You can’t think of “Forbidden Planet” and not think of Robby the Robot. There would be very few people who haven’t heard of Robby. He is probably the most unique robot ever created for a movie. Sure, there have been others, the most famous being the robot from ”Lost in Space.” Before “Forbidden Planet," robots had been of the clunky variety where you basically got 3 metal blocks with a head. Robby was different. You could see where his joints worked. You could see he had gyroscopes inside his dome going around to keep him upright. There was all kinds of stuff there that could easily be thought of as being real technology. That was the big difference between Robby and every robot before him. Robby looked like he might actually work, that he could be for real. The idea you could have a robot as a friend, instead of an enemy, was a novel one. This again comes from respect for the genre. The character of Robby the robot, follows all of the basic laws of robotics. Asimovs 3 laws of robotics state that :
1) A robot may not injure a human being or, through inaction, allow a human being to come to harm.
2) A robot must obey orders given it by human beings except where such orders conflict with the first law.
3) A robot must protect its own existence as long as such protection does not conflict with the first or second law.
Clearly, the scriptwriters who wrote the script for “Forbidden Planet” were aware of these laws. Robby would go on to feature in another film, an episode on TV’s “The Thin Man”, “Lost In Space” and “Wonder Woman” to name a few.
“Forbidden Planet” could easily be forgiven as a pilot for “Star Trek.” Gene Roddenberry once mentioned that “Forbidden Planet” was what he wanted to do. He wanted to take it, make it and turn it into a TV series. Even “Star Wars” can be attributed to “Forbidden Planet.” Add to all of that a fine cast including Walter Pidgeon as Dr. Morbius, Anne Francis as his daughter Altaira, Leslie Nielsen (as a leading man in a serious straight acting role playing the love interest) as Commander J.J. Adams and a young Richard Anderson who would later turn up in another sci-fi show, for television, titled “The Six Million Dollar Man” with Lee Majors. Is it any wonder that “Forbidden Planet” has become the cult film that it is today. It was made with the respect science fiction deserves. Care was taken in all aspects of filming and everyone involved with the film took their work seriously.

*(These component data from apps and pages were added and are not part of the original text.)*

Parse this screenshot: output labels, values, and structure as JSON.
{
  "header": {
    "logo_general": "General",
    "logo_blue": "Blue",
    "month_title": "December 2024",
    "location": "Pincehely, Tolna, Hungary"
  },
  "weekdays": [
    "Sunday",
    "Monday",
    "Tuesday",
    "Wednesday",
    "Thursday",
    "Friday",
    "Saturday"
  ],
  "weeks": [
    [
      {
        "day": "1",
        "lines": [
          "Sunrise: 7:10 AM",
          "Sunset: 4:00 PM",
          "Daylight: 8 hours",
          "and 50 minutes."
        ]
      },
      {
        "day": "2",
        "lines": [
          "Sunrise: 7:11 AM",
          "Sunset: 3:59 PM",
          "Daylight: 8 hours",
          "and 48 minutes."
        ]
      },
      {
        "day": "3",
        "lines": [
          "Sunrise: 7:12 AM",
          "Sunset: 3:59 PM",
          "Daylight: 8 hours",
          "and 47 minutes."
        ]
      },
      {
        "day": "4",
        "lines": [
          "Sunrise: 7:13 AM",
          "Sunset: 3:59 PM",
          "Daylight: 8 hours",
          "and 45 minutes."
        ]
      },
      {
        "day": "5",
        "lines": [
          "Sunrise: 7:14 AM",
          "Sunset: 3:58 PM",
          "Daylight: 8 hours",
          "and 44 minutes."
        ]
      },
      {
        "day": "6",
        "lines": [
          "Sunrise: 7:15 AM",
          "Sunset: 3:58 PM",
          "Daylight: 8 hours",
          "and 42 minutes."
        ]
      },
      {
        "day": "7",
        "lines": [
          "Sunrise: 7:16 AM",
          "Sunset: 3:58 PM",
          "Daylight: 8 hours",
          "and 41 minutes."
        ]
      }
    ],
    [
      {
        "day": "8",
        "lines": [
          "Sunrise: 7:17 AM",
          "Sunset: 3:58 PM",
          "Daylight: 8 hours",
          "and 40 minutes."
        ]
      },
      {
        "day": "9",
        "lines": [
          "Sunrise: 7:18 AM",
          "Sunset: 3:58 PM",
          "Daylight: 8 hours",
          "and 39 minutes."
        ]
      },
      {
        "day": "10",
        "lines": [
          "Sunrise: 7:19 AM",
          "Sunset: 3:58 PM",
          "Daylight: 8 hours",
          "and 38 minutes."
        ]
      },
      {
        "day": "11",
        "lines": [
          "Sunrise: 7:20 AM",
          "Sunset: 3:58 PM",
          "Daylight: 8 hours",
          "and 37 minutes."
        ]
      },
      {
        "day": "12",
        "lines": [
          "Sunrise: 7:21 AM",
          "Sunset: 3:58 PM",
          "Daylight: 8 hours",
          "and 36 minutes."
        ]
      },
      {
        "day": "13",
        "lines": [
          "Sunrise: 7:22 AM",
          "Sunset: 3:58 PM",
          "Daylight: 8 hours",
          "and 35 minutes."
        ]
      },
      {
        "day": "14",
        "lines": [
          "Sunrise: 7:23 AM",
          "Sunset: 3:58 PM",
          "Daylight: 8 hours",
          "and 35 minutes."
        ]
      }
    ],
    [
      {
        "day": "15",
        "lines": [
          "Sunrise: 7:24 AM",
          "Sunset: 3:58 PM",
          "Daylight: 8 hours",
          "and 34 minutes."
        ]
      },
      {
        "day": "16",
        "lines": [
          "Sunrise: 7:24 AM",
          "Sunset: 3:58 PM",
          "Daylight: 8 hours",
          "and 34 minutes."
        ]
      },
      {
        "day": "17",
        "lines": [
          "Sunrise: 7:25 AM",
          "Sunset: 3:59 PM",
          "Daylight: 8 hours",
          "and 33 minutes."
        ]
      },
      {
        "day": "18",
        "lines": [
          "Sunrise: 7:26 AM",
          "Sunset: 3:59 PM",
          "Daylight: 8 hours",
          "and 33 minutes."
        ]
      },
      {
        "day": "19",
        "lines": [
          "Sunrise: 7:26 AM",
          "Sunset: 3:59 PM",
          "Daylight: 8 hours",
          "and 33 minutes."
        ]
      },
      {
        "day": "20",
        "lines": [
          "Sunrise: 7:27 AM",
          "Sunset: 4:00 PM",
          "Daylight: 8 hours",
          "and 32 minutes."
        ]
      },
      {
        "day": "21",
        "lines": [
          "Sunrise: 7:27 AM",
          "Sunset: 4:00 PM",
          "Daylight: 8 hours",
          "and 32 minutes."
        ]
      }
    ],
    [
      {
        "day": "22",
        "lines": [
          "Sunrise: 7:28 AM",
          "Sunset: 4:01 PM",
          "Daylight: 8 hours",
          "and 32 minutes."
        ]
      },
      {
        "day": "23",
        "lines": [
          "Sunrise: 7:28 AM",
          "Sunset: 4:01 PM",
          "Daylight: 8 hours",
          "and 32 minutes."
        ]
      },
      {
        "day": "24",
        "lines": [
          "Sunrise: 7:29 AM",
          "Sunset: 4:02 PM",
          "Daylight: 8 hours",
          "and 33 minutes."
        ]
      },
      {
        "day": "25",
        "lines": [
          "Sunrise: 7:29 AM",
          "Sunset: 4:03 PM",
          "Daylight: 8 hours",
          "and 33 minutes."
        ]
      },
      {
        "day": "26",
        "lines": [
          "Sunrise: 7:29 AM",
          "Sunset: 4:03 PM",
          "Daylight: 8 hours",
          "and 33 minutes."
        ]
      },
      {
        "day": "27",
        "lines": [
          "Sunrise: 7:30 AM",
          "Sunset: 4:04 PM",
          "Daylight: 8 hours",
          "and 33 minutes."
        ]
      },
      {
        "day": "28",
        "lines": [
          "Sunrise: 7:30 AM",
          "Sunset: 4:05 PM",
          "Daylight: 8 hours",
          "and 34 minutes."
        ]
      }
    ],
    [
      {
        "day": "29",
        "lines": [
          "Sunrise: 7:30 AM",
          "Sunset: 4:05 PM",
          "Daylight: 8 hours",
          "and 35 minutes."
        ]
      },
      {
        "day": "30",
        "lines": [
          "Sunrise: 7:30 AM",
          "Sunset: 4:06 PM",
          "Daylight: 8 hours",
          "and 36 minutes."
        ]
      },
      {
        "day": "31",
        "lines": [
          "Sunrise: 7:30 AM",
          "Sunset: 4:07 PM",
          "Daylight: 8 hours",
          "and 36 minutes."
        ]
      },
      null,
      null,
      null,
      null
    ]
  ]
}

It is for all these reasons and more, and the fact it is just a great love story and action come mystery film set in the future, that it has stood the test of time.